>>>>>

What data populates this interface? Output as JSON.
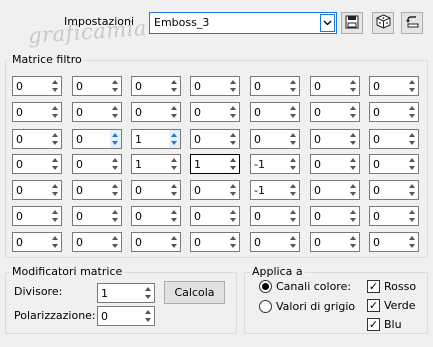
{
  "watermark": "graficamia",
  "header": {
    "impostazioni_label": "Impostazioni",
    "preset_value": "Emboss_3",
    "icons": [
      "save-icon",
      "randomize-dice-icon",
      "reset-icon"
    ]
  },
  "matrix": {
    "title": "Matrice filtro",
    "rows": [
      [
        "0",
        "0",
        "0",
        "0",
        "0",
        "0",
        "0"
      ],
      [
        "0",
        "0",
        "0",
        "0",
        "0",
        "0",
        "0"
      ],
      [
        "0",
        "0",
        "1",
        "0",
        "0",
        "0",
        "0"
      ],
      [
        "0",
        "0",
        "1",
        "1",
        "-1",
        "0",
        "0"
      ],
      [
        "0",
        "0",
        "0",
        "0",
        "-1",
        "0",
        "0"
      ],
      [
        "0",
        "0",
        "0",
        "0",
        "0",
        "0",
        "0"
      ],
      [
        "0",
        "0",
        "0",
        "0",
        "0",
        "0",
        "0"
      ]
    ]
  },
  "modifiers": {
    "title": "Modificatori matrice",
    "divisore_label": "Divisore:",
    "divisore_value": "1",
    "calcola_label": "Calcola",
    "polarizzazione_label": "Polarizzazione:",
    "polarizzazione_value": "0"
  },
  "apply": {
    "title": "Applica a",
    "canali_label": "Canali colore:",
    "valori_label": "Valori di grigio",
    "selected": "canali",
    "rosso_label": "Rosso",
    "verde_label": "Verde",
    "blu_label": "Blu",
    "rosso_checked": true,
    "verde_checked": true,
    "blu_checked": true
  }
}
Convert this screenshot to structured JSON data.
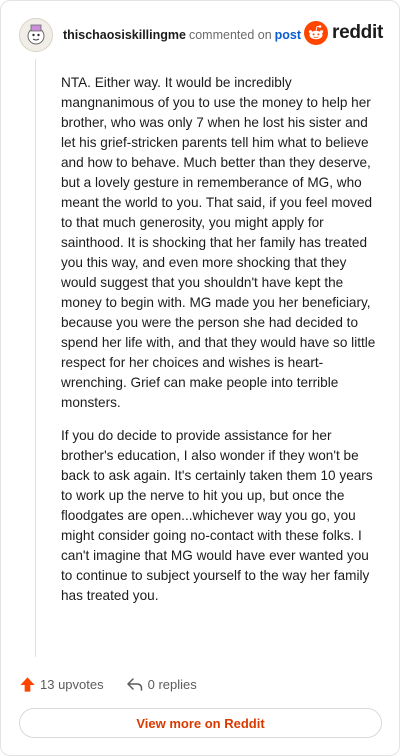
{
  "header": {
    "username": "thischaosiskillingme",
    "commented_text": "commented on",
    "post_link": "post",
    "brand": "reddit"
  },
  "comment": {
    "paragraphs": [
      "NTA. Either way. It would be incredibly mangnanimous of you to use the money to help her brother, who was only 7 when he lost his sister and let his grief-stricken parents tell him what to believe and how to behave. Much better than they deserve, but a lovely gesture in rememberance of MG, who meant the world to you. That said, if you feel moved to that much generosity, you might apply for sainthood. It is shocking that her family has treated you this way, and even more shocking that they would suggest that you shouldn't have kept the money to begin with. MG made you her beneficiary, because you were the person she had decided to spend her life with, and that they would have so little respect for her choices and wishes is heart-wrenching. Grief can make people into terrible monsters.",
      "If you do decide to provide assistance for her brother's education, I also wonder if they won't be back to ask again. It's certainly taken them 10 years to work up the nerve to hit you up, but once the floodgates are open...whichever way you go, you might consider going no-contact with these folks. I can't imagine that MG would have ever wanted you to continue to subject yourself to the way her family has treated you."
    ]
  },
  "footer": {
    "upvotes": "13 upvotes",
    "replies": "0 replies",
    "view_more": "View more on Reddit"
  },
  "colors": {
    "brand_orange": "#ff4500",
    "link_blue": "#0b5bd3",
    "view_more_text": "#d93a00"
  },
  "icons": {
    "avatar": "user-avatar-icon",
    "logo": "reddit-snoo-icon",
    "upvote": "upvote-arrow-icon",
    "reply": "reply-arrow-icon"
  }
}
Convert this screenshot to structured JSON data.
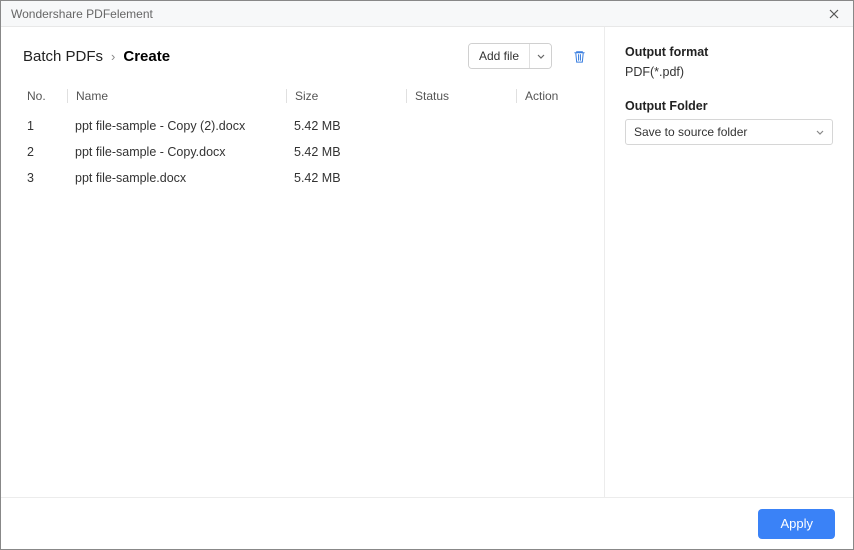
{
  "window": {
    "title": "Wondershare PDFelement"
  },
  "breadcrumb": {
    "root": "Batch PDFs",
    "current": "Create"
  },
  "toolbar": {
    "add_file_label": "Add file"
  },
  "table": {
    "headers": {
      "no": "No.",
      "name": "Name",
      "size": "Size",
      "status": "Status",
      "action": "Action"
    },
    "rows": [
      {
        "no": "1",
        "name": "ppt file-sample - Copy (2).docx",
        "size": "5.42 MB",
        "status": "",
        "action": ""
      },
      {
        "no": "2",
        "name": "ppt file-sample - Copy.docx",
        "size": "5.42 MB",
        "status": "",
        "action": ""
      },
      {
        "no": "3",
        "name": "ppt file-sample.docx",
        "size": "5.42 MB",
        "status": "",
        "action": ""
      }
    ]
  },
  "sidebar": {
    "output_format_label": "Output format",
    "output_format_value": "PDF(*.pdf)",
    "output_folder_label": "Output Folder",
    "output_folder_value": "Save to source folder"
  },
  "footer": {
    "apply_label": "Apply"
  }
}
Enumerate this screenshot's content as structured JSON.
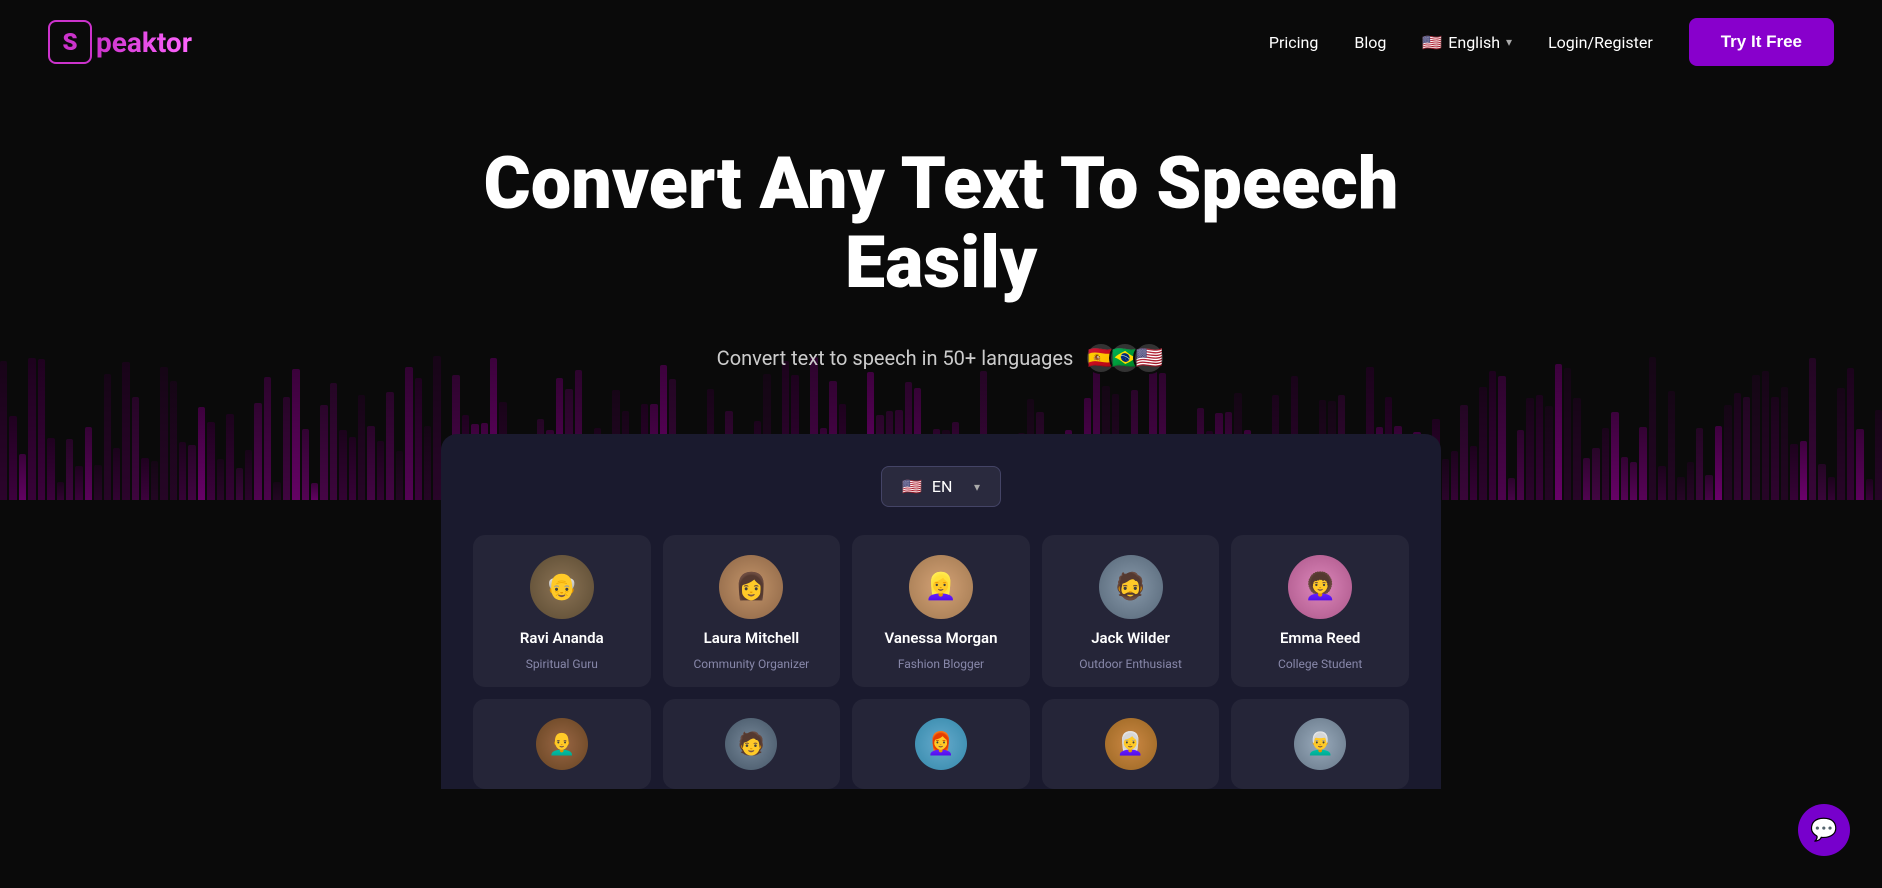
{
  "nav": {
    "logo_letter": "S",
    "logo_name": "peaktor",
    "pricing_label": "Pricing",
    "blog_label": "Blog",
    "language_label": "English",
    "login_label": "Login/Register",
    "try_free_label": "Try It Free",
    "flag_emoji": "🇺🇸"
  },
  "hero": {
    "title": "Convert Any Text To Speech Easily",
    "subtitle": "Convert text to speech in 50+ languages",
    "flags": [
      "🇪🇸",
      "🇧🇷",
      "🇺🇸"
    ]
  },
  "app_panel": {
    "lang_selector": {
      "flag": "🇺🇸",
      "code": "EN"
    },
    "voice_row1": [
      {
        "id": "ravi",
        "name": "Ravi Ananda",
        "title": "Spiritual Guru",
        "emoji": "👴"
      },
      {
        "id": "laura",
        "name": "Laura Mitchell",
        "title": "Community Organizer",
        "emoji": "👩"
      },
      {
        "id": "vanessa",
        "name": "Vanessa Morgan",
        "title": "Fashion Blogger",
        "emoji": "👱‍♀️"
      },
      {
        "id": "jack",
        "name": "Jack Wilder",
        "title": "Outdoor Enthusiast",
        "emoji": "🧔"
      },
      {
        "id": "emma",
        "name": "Emma Reed",
        "title": "College Student",
        "emoji": "👩‍🦱"
      }
    ],
    "voice_row2": [
      {
        "id": "p1",
        "emoji": "👨‍🦲"
      },
      {
        "id": "p2",
        "emoji": "🧑"
      },
      {
        "id": "p3",
        "emoji": "👩‍🦰"
      },
      {
        "id": "p4",
        "emoji": "👩‍🦳"
      },
      {
        "id": "p5",
        "emoji": "👨‍🦳"
      }
    ]
  },
  "chat": {
    "icon": "💬"
  }
}
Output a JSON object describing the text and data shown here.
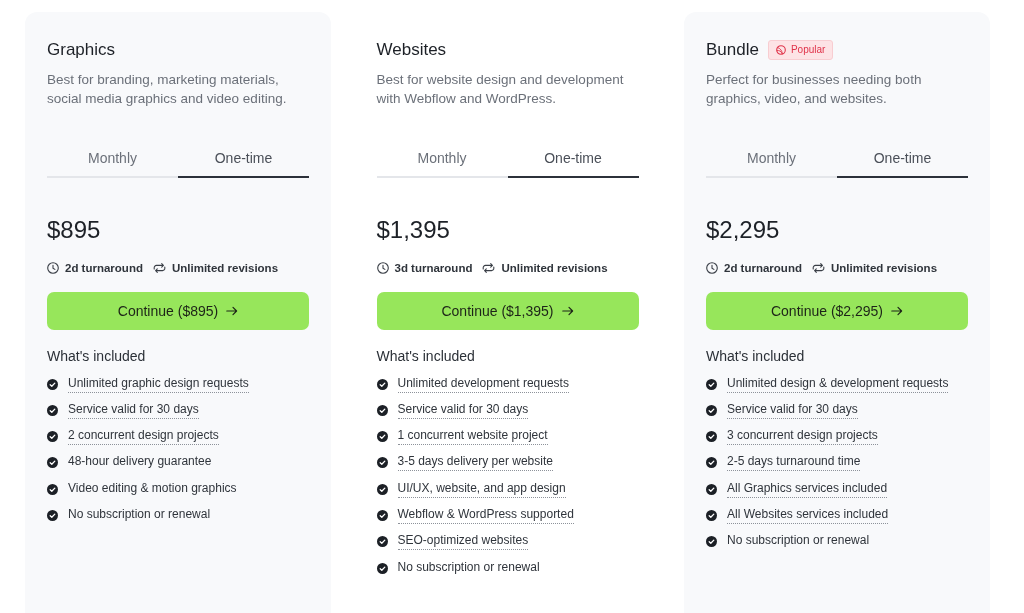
{
  "plans": [
    {
      "name": "Graphics",
      "color": "#f8f9fb",
      "description": "Best for branding, marketing materials, social media graphics and video editing.",
      "tabs": [
        {
          "label": "Monthly",
          "selected": false
        },
        {
          "label": "One-time",
          "selected": true
        }
      ],
      "price": "$895",
      "perks": [
        {
          "kind": "turnaround",
          "label": "2d turnaround"
        },
        {
          "kind": "revisions",
          "label": "Unlimited revisions"
        }
      ],
      "button": "Continue ($895)",
      "features_heading": "What's included",
      "features": [
        {
          "label": "Unlimited graphic design requests",
          "underlined": true
        },
        {
          "label": "Service valid for 30 days",
          "underlined": true
        },
        {
          "label": "2 concurrent design projects",
          "underlined": true
        },
        {
          "label": "48-hour delivery guarantee",
          "underlined": false
        },
        {
          "label": "Video editing & motion graphics",
          "underlined": false
        },
        {
          "label": "No subscription or renewal",
          "underlined": false
        }
      ]
    },
    {
      "name": "Websites",
      "color": "#ffffff",
      "description": "Best for website design and development with Webflow and WordPress.",
      "tabs": [
        {
          "label": "Monthly",
          "selected": false
        },
        {
          "label": "One-time",
          "selected": true
        }
      ],
      "price": "$1,395",
      "perks": [
        {
          "kind": "turnaround",
          "label": "3d turnaround"
        },
        {
          "kind": "revisions",
          "label": "Unlimited revisions"
        }
      ],
      "button": "Continue ($1,395)",
      "features_heading": "What's included",
      "features": [
        {
          "label": "Unlimited development requests",
          "underlined": true
        },
        {
          "label": "Service valid for 30 days",
          "underlined": true
        },
        {
          "label": "1 concurrent website project",
          "underlined": true
        },
        {
          "label": "3-5 days delivery per website",
          "underlined": true
        },
        {
          "label": "UI/UX, website, and app design",
          "underlined": true
        },
        {
          "label": "Webflow & WordPress supported",
          "underlined": true
        },
        {
          "label": "SEO-optimized websites",
          "underlined": true
        },
        {
          "label": "No subscription or renewal",
          "underlined": false
        }
      ]
    },
    {
      "name": "Bundle",
      "badge": "Popular",
      "color": "#f8f9fb",
      "description": "Perfect for businesses needing both graphics, video, and websites.",
      "tabs": [
        {
          "label": "Monthly",
          "selected": false
        },
        {
          "label": "One-time",
          "selected": true
        }
      ],
      "price": "$2,295",
      "perks": [
        {
          "kind": "turnaround",
          "label": "2d turnaround"
        },
        {
          "kind": "revisions",
          "label": "Unlimited revisions"
        }
      ],
      "button": "Continue ($2,295)",
      "features_heading": "What's included",
      "features": [
        {
          "label": "Unlimited design & development requests",
          "underlined": true
        },
        {
          "label": "Service valid for 30 days",
          "underlined": true
        },
        {
          "label": "3 concurrent design projects",
          "underlined": true
        },
        {
          "label": "2-5 days turnaround time",
          "underlined": true
        },
        {
          "label": "All Graphics services included",
          "underlined": true
        },
        {
          "label": "All Websites services included",
          "underlined": true
        },
        {
          "label": "No subscription or renewal",
          "underlined": false
        }
      ]
    }
  ]
}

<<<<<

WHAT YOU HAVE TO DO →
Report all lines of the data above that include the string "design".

FINISHED EXERCISE →
          "label": "Unlimited graphic design requests",
          "label": "2 concurrent design projects",
      "description": "Best for website design and development with Webflow and WordPress.",
          "label": "UI/UX, website, and app design",
          "label": "Unlimited design & development requests",
          "label": "3 concurrent design projects",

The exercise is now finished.